  • New hooks: wp_head, thesis_hook_comment_field, and wp_footer!
  • Separation of stylesheet editing to its own page.
  • Addition of custom functions file editing, also on its own page.
  • Major internationalization improvements
  • Jump box added to quickly navigate to any of the dozens of hooks
  • Option to include an invisible, nofollowed Project Honey Pot link in the footer area to help in the war against spammers.
  • …and probably more that I can’t even remember!


  • Added two new hooks: thesis_hook_before_content_area and thesis_hook_after_content_area.

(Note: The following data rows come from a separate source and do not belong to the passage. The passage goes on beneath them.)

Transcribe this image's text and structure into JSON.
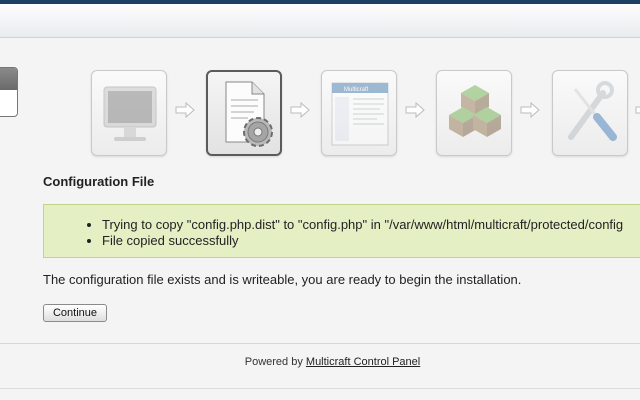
{
  "wizard": {
    "steps": [
      {
        "name": "welcome",
        "icon": "monitor-icon",
        "state": "completed"
      },
      {
        "name": "configuration-file",
        "icon": "config-document-gear-icon",
        "state": "current"
      },
      {
        "name": "panel-setup",
        "icon": "multicraft-panel-icon",
        "state": "upcoming",
        "label": "Multicraft"
      },
      {
        "name": "minecraft",
        "icon": "grass-blocks-icon",
        "state": "upcoming"
      },
      {
        "name": "tools",
        "icon": "screwdriver-wrench-icon",
        "state": "upcoming"
      }
    ]
  },
  "content": {
    "section_title": "Configuration File",
    "messages": [
      "Trying to copy \"config.php.dist\" to \"config.php\" in \"/var/www/html/multicraft/protected/config",
      "File copied successfully"
    ],
    "status_text": "The configuration file exists and is writeable, you are ready to begin the installation.",
    "continue_label": "Continue"
  },
  "footer": {
    "powered_by": "Powered by",
    "link_text": "Multicraft Control Panel"
  },
  "colors": {
    "top_stripe": "#1c3f66",
    "message_background": "#e5efc4",
    "message_border": "#c4d38b"
  }
}
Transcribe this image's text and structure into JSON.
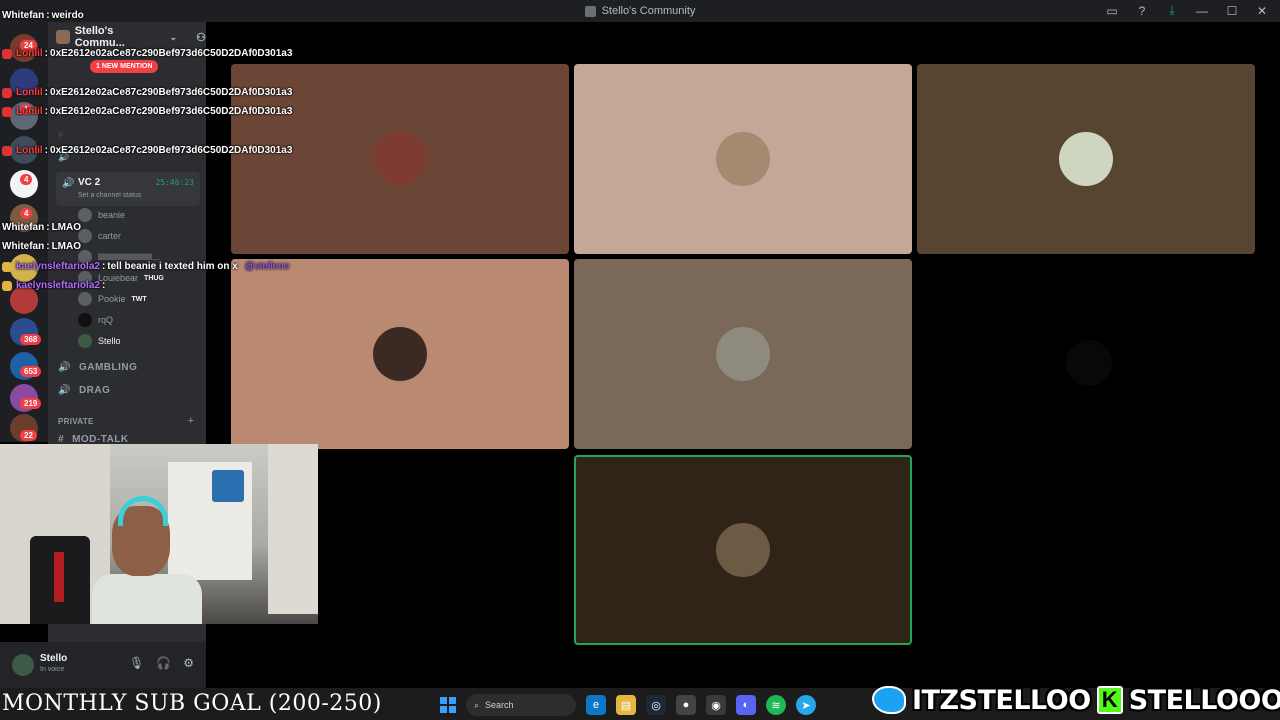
{
  "window": {
    "title": "Stello's Community",
    "controls": [
      "inbox-icon",
      "help-icon",
      "download-icon",
      "minimize",
      "maximize",
      "close"
    ]
  },
  "server_badges": [
    "24",
    "1",
    "4",
    "4",
    "368",
    "653",
    "219",
    "22"
  ],
  "channel_sidebar": {
    "server_name": "Stello's Commu...",
    "new_mention": "1 NEW MENTION",
    "voice_channel": {
      "name": "VC 2",
      "timer": "25:46:23",
      "status_placeholder": "Set a channel status"
    },
    "members": [
      {
        "name": "beanie",
        "tag": ""
      },
      {
        "name": "carter",
        "tag": ""
      },
      {
        "name": "lllllllllllllllllllllllllll...",
        "tag": ""
      },
      {
        "name": "Louiebear",
        "tag": "THUG"
      },
      {
        "name": "Pookie",
        "tag": "TWT"
      },
      {
        "name": "rqQ",
        "tag": ""
      },
      {
        "name": "Stello",
        "tag": ""
      }
    ],
    "channels": [
      "GAMBLING",
      "DRAG"
    ],
    "category": "PRIVATE",
    "next_channel": "MOD-TALK"
  },
  "user_panel": {
    "username": "Stello",
    "status": "In voice"
  },
  "chat": [
    {
      "user": "Whitefan",
      "color": "#ffffff",
      "text": "weirdo"
    },
    {
      "user": "Lonlil",
      "color": "#ff3b3b",
      "text": "0xE2612e02aCe87c290Bef973d6C50D2DAf0D301a3"
    },
    {
      "user": "Lonlil",
      "color": "#ff3b3b",
      "text": "0xE2612e02aCe87c290Bef973d6C50D2DAf0D301a3"
    },
    {
      "user": "Lonlil",
      "color": "#ff3b3b",
      "text": "0xE2612e02aCe87c290Bef973d6C50D2DAf0D301a3"
    },
    {
      "user": "Lonlil",
      "color": "#ff3b3b",
      "text": "0xE2612e02aCe87c290Bef973d6C50D2DAf0D301a3"
    },
    {
      "user": "Whitefan",
      "color": "#ffffff",
      "text": "LMAO"
    },
    {
      "user": "Whitefan",
      "color": "#ffffff",
      "text": "LMAO"
    },
    {
      "user": "kaelynsleftariola2",
      "color": "#b36bff",
      "text": "tell beanie i texted him on x",
      "mention": "@stellooo"
    },
    {
      "user": "kaelynsleftariola2",
      "color": "#b36bff",
      "text": ""
    }
  ],
  "tiles": [
    {
      "bg": "#6b4636",
      "avatar_bg": "#7d3b32",
      "speaking": false
    },
    {
      "bg": "#c4a897",
      "avatar_bg": "#a58a72",
      "speaking": false
    },
    {
      "bg": "#574531",
      "avatar_bg": "#cfd6bf",
      "speaking": false
    },
    {
      "bg": "#b98a71",
      "avatar_bg": "#3b2a24",
      "speaking": false
    },
    {
      "bg": "#7a6859",
      "avatar_bg": "#8f8a7e",
      "speaking": false
    },
    {
      "bg": "#302318",
      "avatar_bg": "#6d5a44",
      "speaking": true
    }
  ],
  "taskbar": {
    "sub_goal": "MONTHLY SUB GOAL (200-250)",
    "search_placeholder": "Search"
  },
  "socials": {
    "twitter": "ITZSTELLOO",
    "kick": "STELLOOO"
  }
}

  • Added ability to customize the save button text.
  • Added a bit more explanatory text on the OpenHook panel in the top area.
  • Fixed a bug with the “404 Title” hook that prevented slashes from being stripped properly. Thanks, Justin Thomas.


  • Fixed a bug with the “After Header” checkbox for PHP usage thanks to Alec Wild


  • Reorganization of just about all of the under-the-hood code.
  • More robust stylesheet editing — should work for more people now.
  • Complete stylistic redesign to match other WordPress admin panels.
  • Save buttons added liberally throughout the page.
  • Added support for the latest Thesis hooks.


  • Debug info bugfix thanks to firstdayblack
  • Simple custom/custom.css editing from within the OpenHook panel


  • Renamed from 0.2 to mark inclusion in the WordPress plugin directory!


  • Some code reorganization
  • Added options to easily remove Thesis’s default actions
  • Add some explanatory text to some hooks


  • Initial release

Seven of Your Favorite, Most Indispensable WordPress Plugins

For the past few years, it seems as though at least a couple of times a month I’ll come across new “Top x WordPress Plugins” posts, where one user takes the time to enumerate a few of their most-loved blogs.

But who cares what they think, right? I wanted to know what you thought, so I turned to the hive mind which is Twitter (Hey, follow me!), and asked what you considered the most indispensable WordPress plugins. I threw in the criterion that the plugin be not spam-related — yes, I know you love Akismet; I do too! — and this is what you said. 


Turbocharge Your Thesis Installation with the Thesis Compatibility Suite

Note: The following code is no longer maintained. Use only if you know what you’re doing, and you should probably only use the code to see how simple plugin compatibility can be attained in Thesis. This add-on was made for Thesis 1.x.x; don’t expect it to do anything for Thesis 2.x.x.

In my quest to help Thesis users out as much as possible, I have put together an add-on to the Thesis framework which I hope to continually update to provide sweet compatibility improvements for plenty of WordPress themes.

I’m doing this to make using plugins and Thesis together as simple as possible, especially for the non-coder. 


Just a Dash: Better Typography through Ems and Ens

I’m still trying to learn all the various typographical rules for various hyphens and dashes and so on. Perhaps it isn’t worth my time, but the difference between a minus symbol and a hyphen should have been taught in school! (It wasn’t.)